=== WORK TO BE COMPLETED ===
Your answer should consist of each line below that includes the word "Windows".

=== DATA ===
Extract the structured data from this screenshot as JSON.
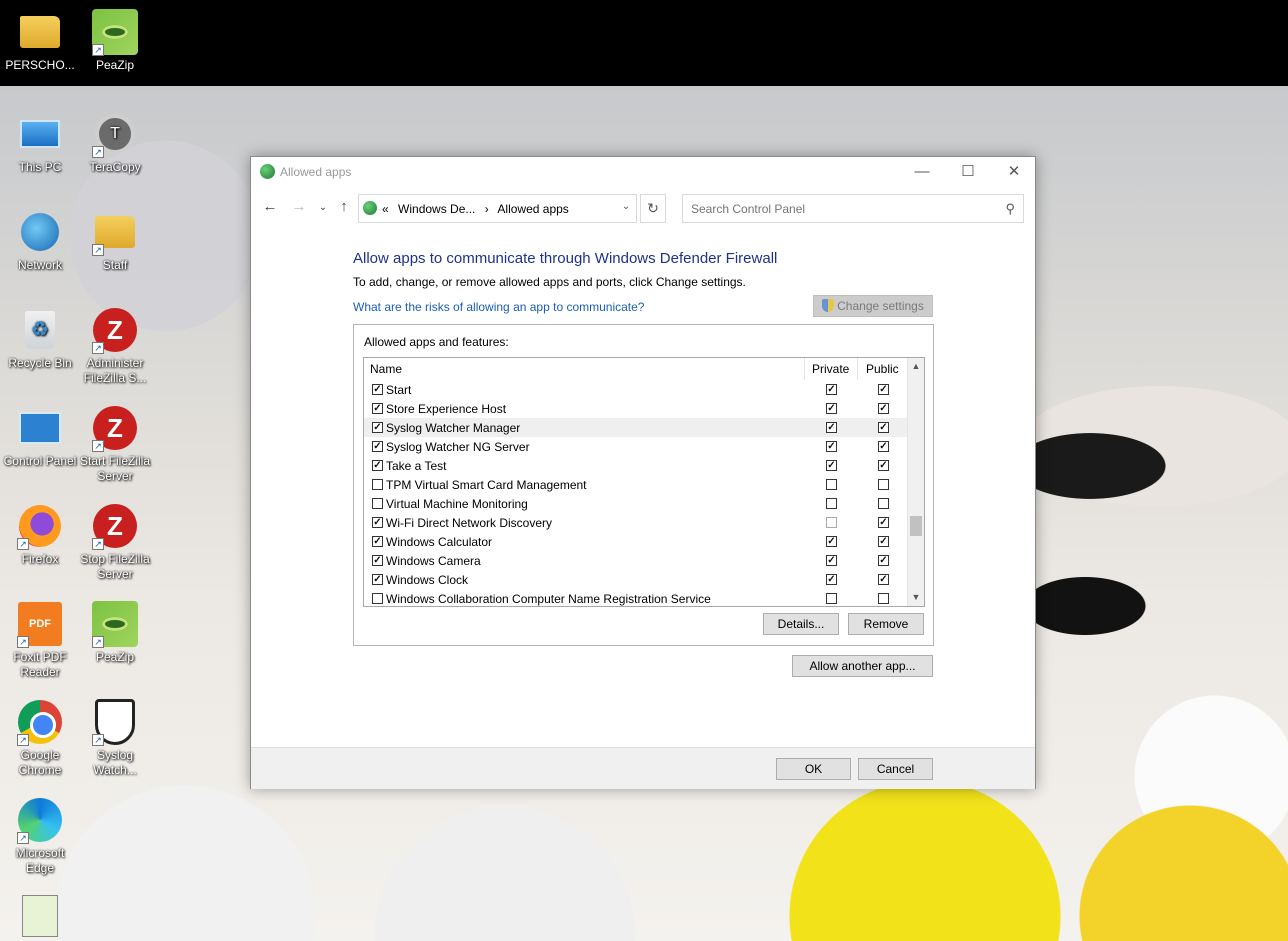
{
  "desktop": {
    "icons": [
      {
        "label": "PERSCHO...",
        "icon": "user-folder-icon"
      },
      {
        "label": "PeaZip",
        "icon": "peazip-icon"
      },
      {
        "label": "This PC",
        "icon": "computer-icon"
      },
      {
        "label": "TeraCopy",
        "icon": "teracopy-icon"
      },
      {
        "label": "Network",
        "icon": "network-icon"
      },
      {
        "label": "Staff",
        "icon": "folder-icon"
      },
      {
        "label": "Recycle Bin",
        "icon": "recycle-bin-icon"
      },
      {
        "label": "Administer FileZilla S...",
        "icon": "filezilla-icon"
      },
      {
        "label": "Control Panel",
        "icon": "control-panel-icon"
      },
      {
        "label": "Start FileZilla Server",
        "icon": "filezilla-icon"
      },
      {
        "label": "Firefox",
        "icon": "firefox-icon"
      },
      {
        "label": "Stop FileZilla Server",
        "icon": "filezilla-icon"
      },
      {
        "label": "Foxit PDF Reader",
        "icon": "foxit-icon"
      },
      {
        "label": "PeaZip",
        "icon": "peazip-icon"
      },
      {
        "label": "Google Chrome",
        "icon": "chrome-icon"
      },
      {
        "label": "Syslog Watch...",
        "icon": "syslog-watcher-icon"
      },
      {
        "label": "Microsoft Edge",
        "icon": "edge-icon"
      },
      {
        "label": "",
        "icon": "notepad-icon"
      }
    ],
    "fz_glyph": "Z",
    "foxit_glyph": "PDF",
    "tera_glyph": "T",
    "recycle_glyph": "♻"
  },
  "window": {
    "title": "Allowed apps",
    "minimize_glyph": "—",
    "maximize_glyph": "☐",
    "close_glyph": "✕"
  },
  "address": {
    "back_glyph": "←",
    "forward_glyph": "→",
    "recent_glyph": "⌄",
    "up_glyph": "↑",
    "chevron": "«",
    "crumb1": "Windows De...",
    "sep": "›",
    "crumb2": "Allowed apps",
    "dropdown_glyph": "⌄",
    "refresh_glyph": "↻",
    "search_placeholder": "Search Control Panel",
    "search_glyph": "⚲"
  },
  "main": {
    "heading": "Allow apps to communicate through Windows Defender Firewall",
    "subtext": "To add, change, or remove allowed apps and ports, click Change settings.",
    "risk_link": "What are the risks of allowing an app to communicate?",
    "change_settings": "Change settings",
    "group_label": "Allowed apps and features:",
    "columns": {
      "name": "Name",
      "private": "Private",
      "public": "Public"
    },
    "apps": [
      {
        "name": "Start",
        "enabled": true,
        "private": true,
        "public": true
      },
      {
        "name": "Store Experience Host",
        "enabled": true,
        "private": true,
        "public": true
      },
      {
        "name": "Syslog Watcher Manager",
        "enabled": true,
        "private": true,
        "public": true,
        "highlighted": true
      },
      {
        "name": "Syslog Watcher NG Server",
        "enabled": true,
        "private": true,
        "public": true
      },
      {
        "name": "Take a Test",
        "enabled": true,
        "private": true,
        "public": true
      },
      {
        "name": "TPM Virtual Smart Card Management",
        "enabled": false,
        "private": false,
        "public": false
      },
      {
        "name": "Virtual Machine Monitoring",
        "enabled": false,
        "private": false,
        "public": false
      },
      {
        "name": "Wi-Fi Direct Network Discovery",
        "enabled": true,
        "private": false,
        "public": true,
        "private_dim": true
      },
      {
        "name": "Windows Calculator",
        "enabled": true,
        "private": true,
        "public": true
      },
      {
        "name": "Windows Camera",
        "enabled": true,
        "private": true,
        "public": true
      },
      {
        "name": "Windows Clock",
        "enabled": true,
        "private": true,
        "public": true
      },
      {
        "name": "Windows Collaboration Computer Name Registration Service",
        "enabled": false,
        "private": false,
        "public": false
      }
    ],
    "check_glyph": "✓",
    "scroll_up_glyph": "▲",
    "scroll_down_glyph": "▼",
    "details_button": "Details...",
    "remove_button": "Remove",
    "allow_another_button": "Allow another app..."
  },
  "footer": {
    "ok": "OK",
    "cancel": "Cancel"
  }
}
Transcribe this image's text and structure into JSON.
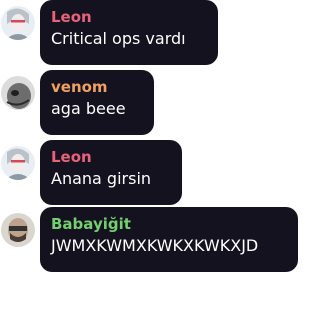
{
  "messages": [
    {
      "sender": "Leon",
      "text": "Critical ops vardı",
      "name_color": "#e8637a",
      "avatar_icon": "leon-avatar"
    },
    {
      "sender": "venom",
      "text": "aga beee",
      "name_color": "#f0a060",
      "avatar_icon": "venom-avatar"
    },
    {
      "sender": "Leon",
      "text": "Anana girsin",
      "name_color": "#e8637a",
      "avatar_icon": "leon-avatar"
    },
    {
      "sender": "Babayiğit",
      "text": "JWMXKWMXKWKXKWKXJD",
      "name_color": "#72d06e",
      "avatar_icon": "babayigit-avatar"
    }
  ],
  "colors": {
    "bubble_bg": "#15121f",
    "message_text": "#ffffff",
    "page_bg": "#ffffff"
  }
}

=== COMPLETED TASK ===
    "crumb1": "Windows De...",
    "heading": "Allow apps to communicate through Windows Defender Firewall",
        "name": "Windows Calculator",
        "name": "Windows Camera",
        "name": "Windows Clock",
        "name": "Windows Collaboration Computer Name Registration Service",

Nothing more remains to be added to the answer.